= INSTRUCTIONS FOR THE TASK =
All of the data must be written out verbatim, with pictures excluded.

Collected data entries
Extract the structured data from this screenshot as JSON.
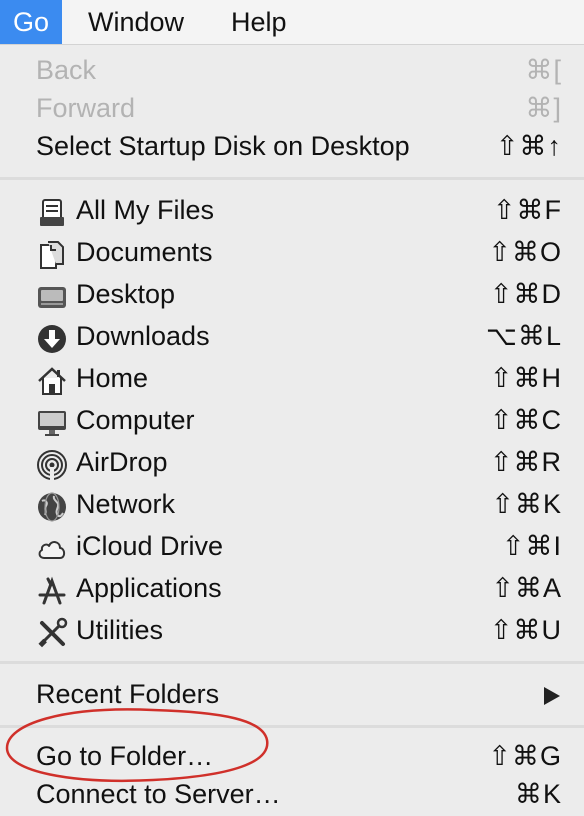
{
  "menubar": {
    "go": "Go",
    "window": "Window",
    "help": "Help"
  },
  "menu": {
    "back": {
      "label": "Back",
      "shortcut": "⌘["
    },
    "forward": {
      "label": "Forward",
      "shortcut": "⌘]"
    },
    "startup": {
      "label": "Select Startup Disk on Desktop",
      "shortcut": "⇧⌘↑"
    },
    "places": [
      {
        "label": "All My Files",
        "shortcut": "⇧⌘F",
        "icon": "all-my-files-icon"
      },
      {
        "label": "Documents",
        "shortcut": "⇧⌘O",
        "icon": "documents-icon"
      },
      {
        "label": "Desktop",
        "shortcut": "⇧⌘D",
        "icon": "desktop-icon"
      },
      {
        "label": "Downloads",
        "shortcut": "⌥⌘L",
        "icon": "downloads-icon"
      },
      {
        "label": "Home",
        "shortcut": "⇧⌘H",
        "icon": "home-icon"
      },
      {
        "label": "Computer",
        "shortcut": "⇧⌘C",
        "icon": "computer-icon"
      },
      {
        "label": "AirDrop",
        "shortcut": "⇧⌘R",
        "icon": "airdrop-icon"
      },
      {
        "label": "Network",
        "shortcut": "⇧⌘K",
        "icon": "network-icon"
      },
      {
        "label": "iCloud Drive",
        "shortcut": "⇧⌘I",
        "icon": "icloud-icon"
      },
      {
        "label": "Applications",
        "shortcut": "⇧⌘A",
        "icon": "applications-icon"
      },
      {
        "label": "Utilities",
        "shortcut": "⇧⌘U",
        "icon": "utilities-icon"
      }
    ],
    "recent": {
      "label": "Recent Folders"
    },
    "goto": {
      "label": "Go to Folder…",
      "shortcut": "⇧⌘G"
    },
    "connect": {
      "label": "Connect to Server…",
      "shortcut": "⌘K"
    }
  },
  "colors": {
    "highlight": "#3b8bf0",
    "annotation": "#d0302a"
  }
}
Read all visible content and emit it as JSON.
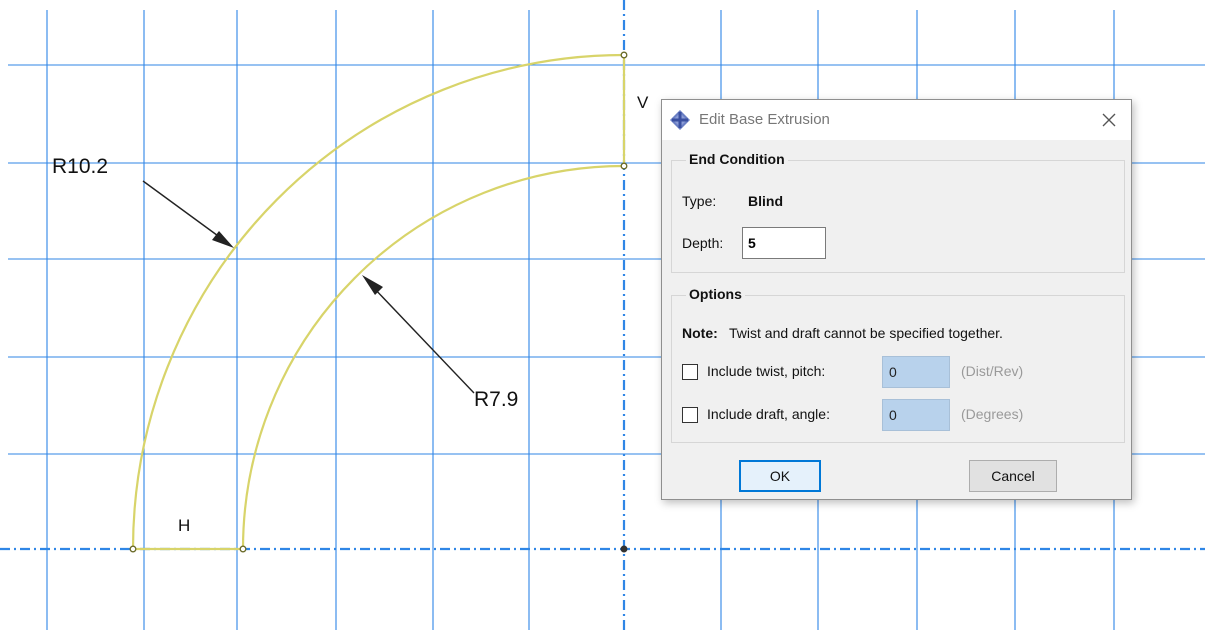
{
  "sketch": {
    "dimension_outer": "R10.2",
    "dimension_inner": "R7.9",
    "constraint_horizontal": "H",
    "constraint_vertical": "V",
    "colors": {
      "grid": "#2f86e6",
      "profile": "#d8d46a",
      "leader": "#222222"
    }
  },
  "dialog": {
    "title": "Edit Base Extrusion",
    "end_condition": {
      "legend": "End Condition",
      "type_label": "Type:",
      "type_value": "Blind",
      "depth_label": "Depth:",
      "depth_value": "5"
    },
    "options": {
      "legend": "Options",
      "note_label": "Note:",
      "note_text": "Twist and draft cannot be specified together.",
      "twist_label": "Include twist, pitch:",
      "twist_value": "0",
      "twist_unit": "(Dist/Rev)",
      "draft_label": "Include draft, angle:",
      "draft_value": "0",
      "draft_unit": "(Degrees)"
    },
    "ok_label": "OK",
    "cancel_label": "Cancel",
    "icons": {
      "app": "abaqus-diamond-icon",
      "close": "close-icon"
    }
  }
}
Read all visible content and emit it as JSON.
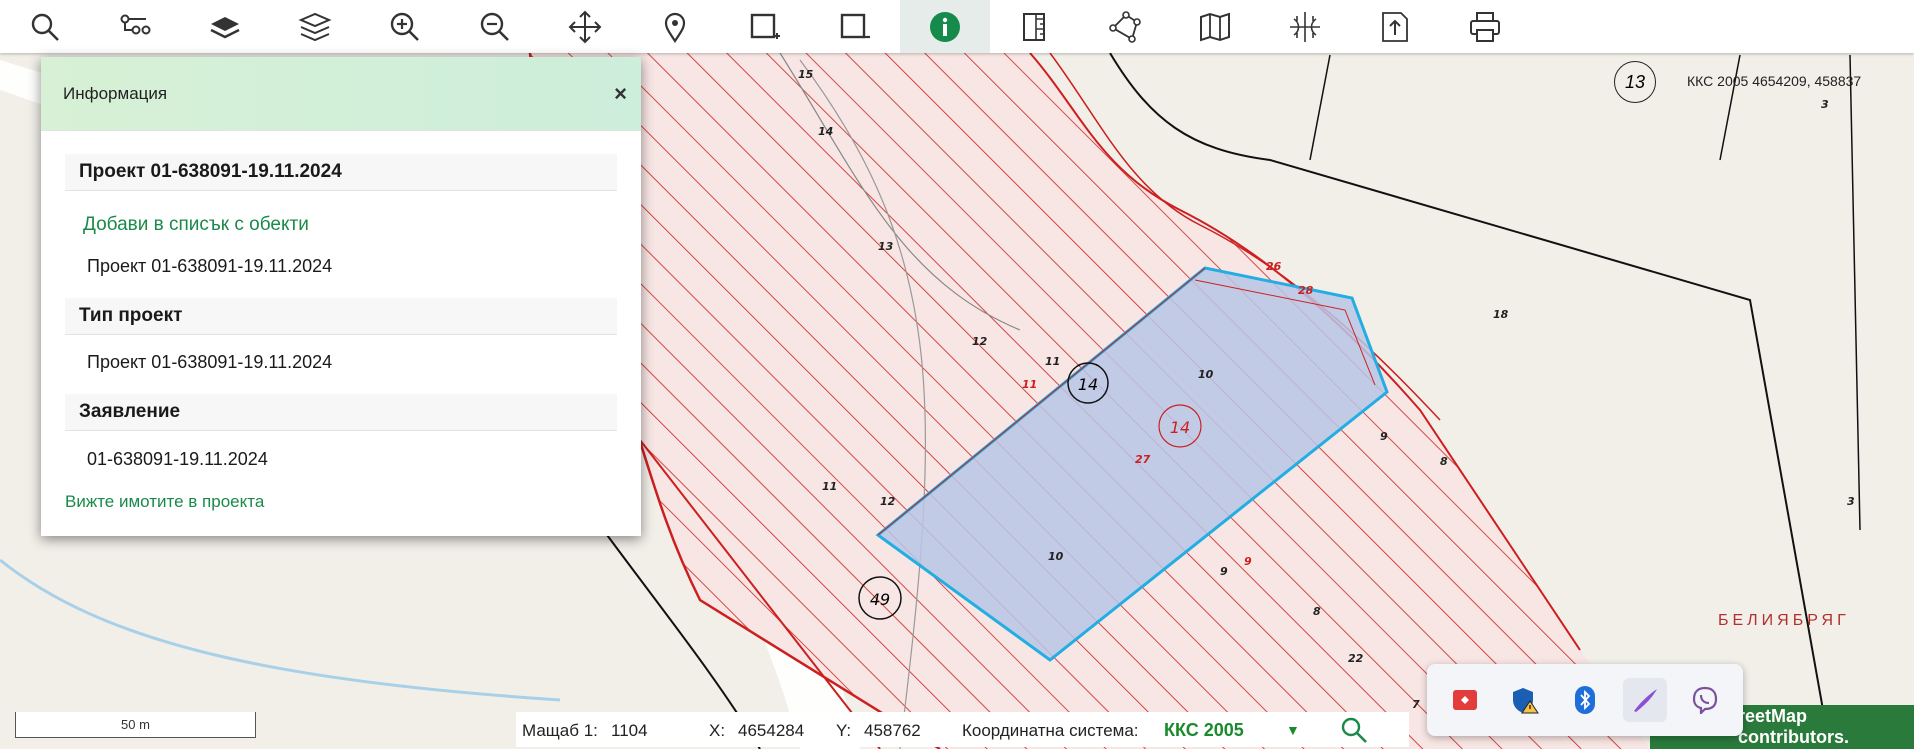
{
  "toolbar": {
    "tools": [
      {
        "name": "search-tool-button",
        "icon": "search-icon"
      },
      {
        "name": "route-tool-button",
        "icon": "route-icon"
      },
      {
        "name": "layer-tool-button",
        "icon": "layer-icon"
      },
      {
        "name": "layers-tool-button",
        "icon": "layers-icon"
      },
      {
        "name": "zoom-in-button",
        "icon": "zoom-in-icon"
      },
      {
        "name": "zoom-out-button",
        "icon": "zoom-out-icon"
      },
      {
        "name": "pan-button",
        "icon": "move-icon"
      },
      {
        "name": "location-button",
        "icon": "pin-icon"
      },
      {
        "name": "select-add-button",
        "icon": "select-add-icon"
      },
      {
        "name": "select-remove-button",
        "icon": "select-remove-icon"
      },
      {
        "name": "info-button",
        "icon": "info-icon",
        "active": true
      },
      {
        "name": "measure-button",
        "icon": "ruler-icon"
      },
      {
        "name": "polygon-button",
        "icon": "polygon-icon"
      },
      {
        "name": "map-button",
        "icon": "map-icon"
      },
      {
        "name": "grid-button",
        "icon": "grid-icon"
      },
      {
        "name": "export-button",
        "icon": "export-icon"
      },
      {
        "name": "print-button",
        "icon": "print-icon"
      }
    ]
  },
  "info_panel": {
    "title": "Информация",
    "close": "×",
    "project_header": "Проект 01-638091-19.11.2024",
    "add_link": "Добави в списък с обекти",
    "project_value": "Проект 01-638091-19.11.2024",
    "type_header": "Тип проект",
    "type_value": "Проект 01-638091-19.11.2024",
    "application_header": "Заявление",
    "application_value": "01-638091-19.11.2024",
    "view_link": "Вижте имотите в проекта"
  },
  "status": {
    "scale_label": "Мащаб 1:",
    "scale_value": "1104",
    "x_label": "X:",
    "x_value": "4654284",
    "y_label": "Y:",
    "y_value": "458762",
    "crs_label": "Координатна система:",
    "crs_value": "ККС 2005",
    "crs_arrow": "▼"
  },
  "scalebar": "50 m",
  "top_coords": "ККС 2005 4654209, 458837",
  "map_labels": {
    "badge_13": "13",
    "badge_14a": "14",
    "badge_14b": "14",
    "badge_49": "49",
    "place": "БЕЛИЯБРЯГ",
    "numbers": [
      "15",
      "14",
      "13",
      "12",
      "11",
      "11",
      "12",
      "11",
      "10",
      "10",
      "9",
      "9",
      "8",
      "8",
      "9",
      "27",
      "26",
      "28",
      "18",
      "3",
      "3",
      "22",
      "7"
    ]
  },
  "osm_credit": "reetMap contributors.",
  "colors": {
    "accent_green": "#1a8a4a",
    "highlight_blue": "#22aee3",
    "hatch_red": "#cc1f1f"
  }
}
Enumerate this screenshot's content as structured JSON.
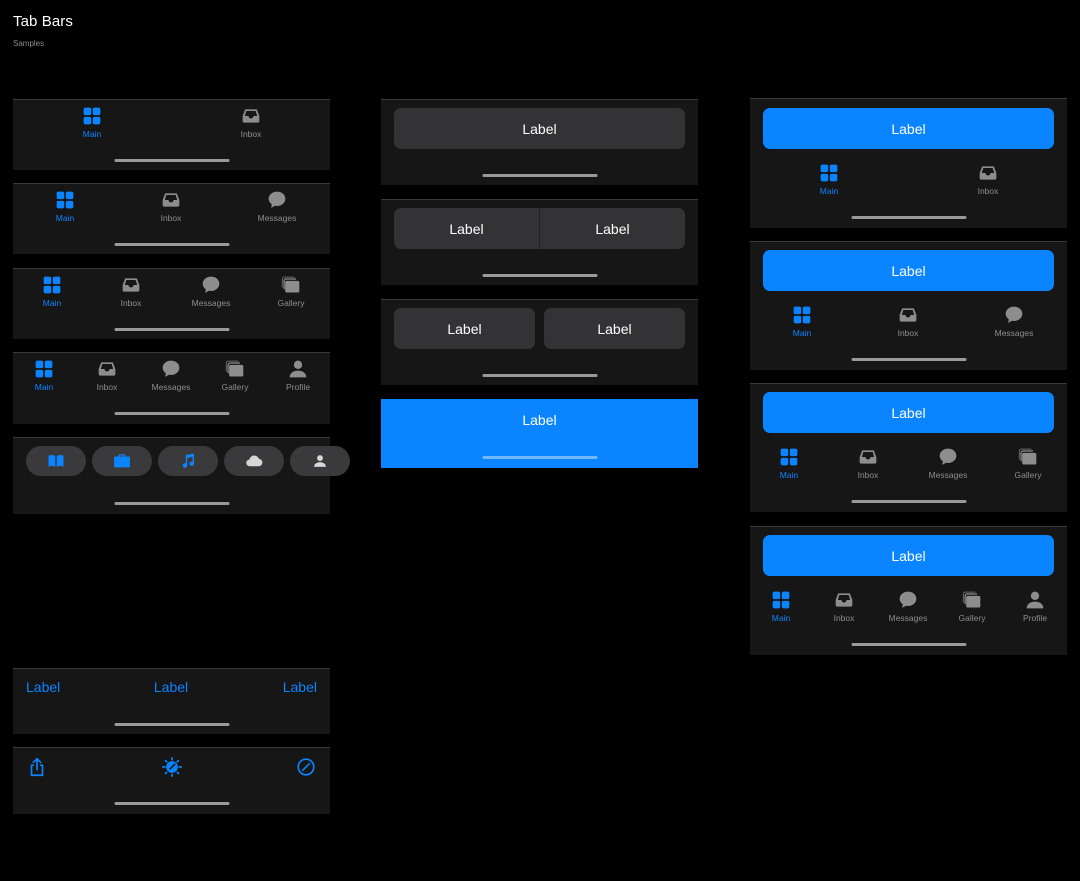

= EXERCISE RESPONSE =
Extract the structured data from this screenshot as JSON.
{
  "menubar": {
    "go": "Go",
    "window": "Window",
    "help": "Help"
  },
  "menu": {
    "back": {
      "label": "Back",
      "shortcut": "⌘["
    },
    "forward": {
      "label": "Forward",
      "shortcut": "⌘]"
    },
    "startup": {
      "label": "Select Startup Disk on Desktop",
      "shortcut": "⇧⌘↑"
    },
    "places": [
      {
        "label": "All My Files",
        "shortcut": "⇧⌘F",
        "icon": "all-my-files-icon"
      },
      {
        "label": "Documents",
        "shortcut": "⇧⌘O",
        "icon": "documents-icon"
      },
      {
        "label": "Desktop",
        "shortcut": "⇧⌘D",
        "icon": "desktop-icon"
      },
      {
        "label": "Downloads",
        "shortcut": "⌥⌘L",
        "icon": "downloads-icon"
      },
      {
        "label": "Home",
        "shortcut": "⇧⌘H",
        "icon": "home-icon"
      },
      {
        "label": "Computer",
        "shortcut": "⇧⌘C",
        "icon": "computer-icon"
      },
      {
        "label": "AirDrop",
        "shortcut": "⇧⌘R",
        "icon": "airdrop-icon"
      },
      {
        "label": "Network",
        "shortcut": "⇧⌘K",
        "icon": "network-icon"
      },
      {
        "label": "iCloud Drive",
        "shortcut": "⇧⌘I",
        "icon": "icloud-icon"
      },
      {
        "label": "Applications",
        "shortcut": "⇧⌘A",
        "icon": "applications-icon"
      },
      {
        "label": "Utilities",
        "shortcut": "⇧⌘U",
        "icon": "utilities-icon"
      }
    ],
    "recent": {
      "label": "Recent Folders"
    },
    "goto": {
      "label": "Go to Folder…",
      "shortcut": "⇧⌘G"
    },
    "connect": {
      "label": "Connect to Server…",
      "shortcut": "⌘K"
    }
  },
  "colors": {
    "highlight": "#3b8bf0",
    "annotation": "#d0302a"
  }
}
Read all visible content and emit it as JSON.
{
  "sketch": {
    "dimension_outer": "R10.2",
    "dimension_inner": "R7.9",
    "constraint_horizontal": "H",
    "constraint_vertical": "V",
    "colors": {
      "grid": "#2f86e6",
      "profile": "#d8d46a",
      "leader": "#222222"
    }
  },
  "dialog": {
    "title": "Edit Base Extrusion",
    "end_condition": {
      "legend": "End Condition",
      "type_label": "Type:",
      "type_value": "Blind",
      "depth_label": "Depth:",
      "depth_value": "5"
    },
    "options": {
      "legend": "Options",
      "note_label": "Note:",
      "note_text": "Twist and draft cannot be specified together.",
      "twist_label": "Include twist, pitch:",
      "twist_value": "0",
      "twist_unit": "(Dist/Rev)",
      "draft_label": "Include draft, angle:",
      "draft_value": "0",
      "draft_unit": "(Degrees)"
    },
    "ok_label": "OK",
    "cancel_label": "Cancel",
    "icons": {
      "app": "abaqus-diamond-icon",
      "close": "close-icon"
    }
  }
}
Read all visible content and emit it as JSON.
{
  "toolbar": {
    "tools": [
      {
        "name": "search-tool-button",
        "icon": "search-icon"
      },
      {
        "name": "route-tool-button",
        "icon": "route-icon"
      },
      {
        "name": "layer-tool-button",
        "icon": "layer-icon"
      },
      {
        "name": "layers-tool-button",
        "icon": "layers-icon"
      },
      {
        "name": "zoom-in-button",
        "icon": "zoom-in-icon"
      },
      {
        "name": "zoom-out-button",
        "icon": "zoom-out-icon"
      },
      {
        "name": "pan-button",
        "icon": "move-icon"
      },
      {
        "name": "location-button",
        "icon": "pin-icon"
      },
      {
        "name": "select-add-button",
        "icon": "select-add-icon"
      },
      {
        "name": "select-remove-button",
        "icon": "select-remove-icon"
      },
      {
        "name": "info-button",
        "icon": "info-icon",
        "active": true
      },
      {
        "name": "measure-button",
        "icon": "ruler-icon"
      },
      {
        "name": "polygon-button",
        "icon": "polygon-icon"
      },
      {
        "name": "map-button",
        "icon": "map-icon"
      },
      {
        "name": "grid-button",
        "icon": "grid-icon"
      },
      {
        "name": "export-button",
        "icon": "export-icon"
      },
      {
        "name": "print-button",
        "icon": "print-icon"
      }
    ]
  },
  "info_panel": {
    "title": "Информация",
    "close": "×",
    "project_header": "Проект 01-638091-19.11.2024",
    "add_link": "Добави в списък с обекти",
    "project_value": "Проект 01-638091-19.11.2024",
    "type_header": "Тип проект",
    "type_value": "Проект 01-638091-19.11.2024",
    "application_header": "Заявление",
    "application_value": "01-638091-19.11.2024",
    "view_link": "Вижте имотите в проекта"
  },
  "status": {
    "scale_label": "Мащаб 1:",
    "scale_value": "1104",
    "x_label": "X:",
    "x_value": "4654284",
    "y_label": "Y:",
    "y_value": "458762",
    "crs_label": "Координатна система:",
    "crs_value": "ККС 2005",
    "crs_arrow": "▼"
  },
  "scalebar": "50 m",
  "top_coords": "ККС 2005 4654209, 458837",
  "map_labels": {
    "badge_13": "13",
    "badge_14a": "14",
    "badge_14b": "14",
    "badge_49": "49",
    "place": "БЕЛИЯБРЯГ",
    "numbers": [
      "15",
      "14",
      "13",
      "12",
      "11",
      "11",
      "12",
      "11",
      "10",
      "10",
      "9",
      "9",
      "8",
      "8",
      "9",
      "27",
      "26",
      "28",
      "18",
      "3",
      "3",
      "22",
      "7"
    ]
  },
  "osm_credit": "reetMap contributors.",
  "colors": {
    "accent_green": "#1a8a4a",
    "highlight_blue": "#22aee3",
    "hatch_red": "#cc1f1f"
  }
}
Enumerate this screenshot's content as structured JSON.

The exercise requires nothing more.